Smart-Tree Invest revitalizes ecosystem-services group in Bukidnon
The newly-revitalized Payments for Ecosystem Services Working Group of the Manupali watershed in Bukidnon, Philippines and the Smart-Tree Invest project are working hand-in-hand to implement a ecosystem rewards scheme in the province.
A healthy watershed that sustainably provides ecosystem services, managed through cooperation, which is mutually beneficial to providers and beneficiaries, was the vision identified by the PWG in Bukidnon during their outcome mapping in July 2015. This will guide them in their activities towards their goal of implementing a PES scheme in the province, a goal that is already within their reach.
As early as 2006, the World Agroforestry Centre (ICRAF), with government and non-government partners, has been advocating the use of PES to manage and protect the Bukidnon watersheds, specifically the Manupali watershed. Through the research project Collaborative Initiative to Develop a Mechanism for Rewarding the Upland Communities of the Manupali Watershed for the Environmental Services They Provide, an informal PWG was initially formed, comprising active representatives from the Bukidnon Environment and Natural Resources Office, Bukidnon Watershed Protection and Development Council, National Irrigation Administration, the National Power Corporation (NPC), Landcare Foundation of the Philippines, and Mayor Godofredo Balansag and key officers of the municipality of Lantapan, which hosts the pilot site of the project. This research was supported by the International Fund for Agricultural Development (IFAD).
The PWG recognized the need for an assembly of relevant institutions and local leaders to champion PES. They acknowledged that the land-use decisions of Lantapan farmers will impact the overall health of the Manupali watershed and the associated environmental services, especially water provision. Downstream water users, such as agri-businesses, irrigation associations and hydro-electric power plants, were to be involved as well in rewarding upland communities for the watershed management services they provided.

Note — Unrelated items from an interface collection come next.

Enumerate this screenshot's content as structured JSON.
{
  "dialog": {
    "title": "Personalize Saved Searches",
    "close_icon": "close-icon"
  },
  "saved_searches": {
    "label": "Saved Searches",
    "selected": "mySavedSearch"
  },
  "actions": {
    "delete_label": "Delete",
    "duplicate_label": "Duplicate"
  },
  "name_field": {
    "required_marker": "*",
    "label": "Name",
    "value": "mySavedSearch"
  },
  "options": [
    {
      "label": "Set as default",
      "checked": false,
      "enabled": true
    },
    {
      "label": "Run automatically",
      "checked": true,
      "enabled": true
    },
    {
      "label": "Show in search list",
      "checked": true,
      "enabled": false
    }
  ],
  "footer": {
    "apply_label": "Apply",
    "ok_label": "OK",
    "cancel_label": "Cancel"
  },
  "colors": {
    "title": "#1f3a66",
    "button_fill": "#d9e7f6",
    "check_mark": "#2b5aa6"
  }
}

From 2009 until 2012, during the second phase of another IFAD-funded project, Rewards for, Use of, and Shared Investment in Pro-poor Environmental Services (RUPES), in Lantapan, the membership of the informal PWG grew. Additional members included representatives from the provincial government, the regional offices of the Department of Environment and Natural Resources, Department of Agriculture, National Economic Development Authority, and partners from academe, such as the Central Mindanao University and the Misamis Oriental State College of Agriculture and Technology.
Their efforts led to the development and implementation of the Sustainable Farming System Incentive-Based Policy-Program in Lantapan that rewards farmers who adopt sustainable farming practices. The PWG also assisted in crafting the Sustainable Family Approach, a PES mechanism financially rewarding farming households who adopted agroforestry. The NPC, which operates the Pulangui Hydro-electric plant downstream of the Manupali River, presently implements this scheme. By the end of the RUPES project, the PWG members remained in close communication but were not as active.
Almost 10 years from when they began, the members of the PWG were called upon to fulfill the vision they shared in the beginning, this time as part of the project, Climate-smart, Tree-based, Co-investment in Adaptation and Mitigation in Asia (Smart-Tree Invest). A preliminary meeting was held on 19 May 2015 in Bukidnon, where some of the original members and several new members from organizations that are stakeholders in the Manupali Watershed pledged their support and willingness to be a part of the revived working group. While the original PWG mostly comprised potential PES intermediaries, the revitalized group includes potential buyers of ecosystem services, like representatives from Mt Kitanglad Agriventures Inc. and DOLE Skyland Philippines, and sellers represented by leaders of an indigenous tribe, farmers’ organizations and village leaders in Lantapan.
Although the PWG is now a bigger group with more than 30 institutional members with different functions, the members still share the same goals of enhancing ecosystem services in the watershed and promoting climate-smart, tree-based adaptation practices to smallholders through the development and implementation of a co-investment scheme. The goals and strategies of the PWG were fleshed out during an outcome-mapping workshop, as well as their roles as intermediaries, buyers and sellers in a co-investment or PES scheme. They also mapped the rest of their activities for the year, as they aim to develop a co-investment business case before the year ends. Just this August, the PWG sub-group of sellers represented by the village leaders and some municipal officials of Lantapan met to develop specific recruitment strategies for smallholders, the target beneficiaries of the co-investment scheme.
The next step for the PWG is a training-workshop on PES business case development to be facilitated by the Smart-Tree Invest project team. While ICRAF will continue to support and serve as the PWG secretariat for the duration of the project, the ultimate goal is to build the capacity of the PWG in promoting and pursuing PES opportunities, not just in the Manupali Watershed but throughout Bukidnon and other areas, after the project ends.
This work is linked to the CGIAR Research Program on Forests, Trees and Agroforestry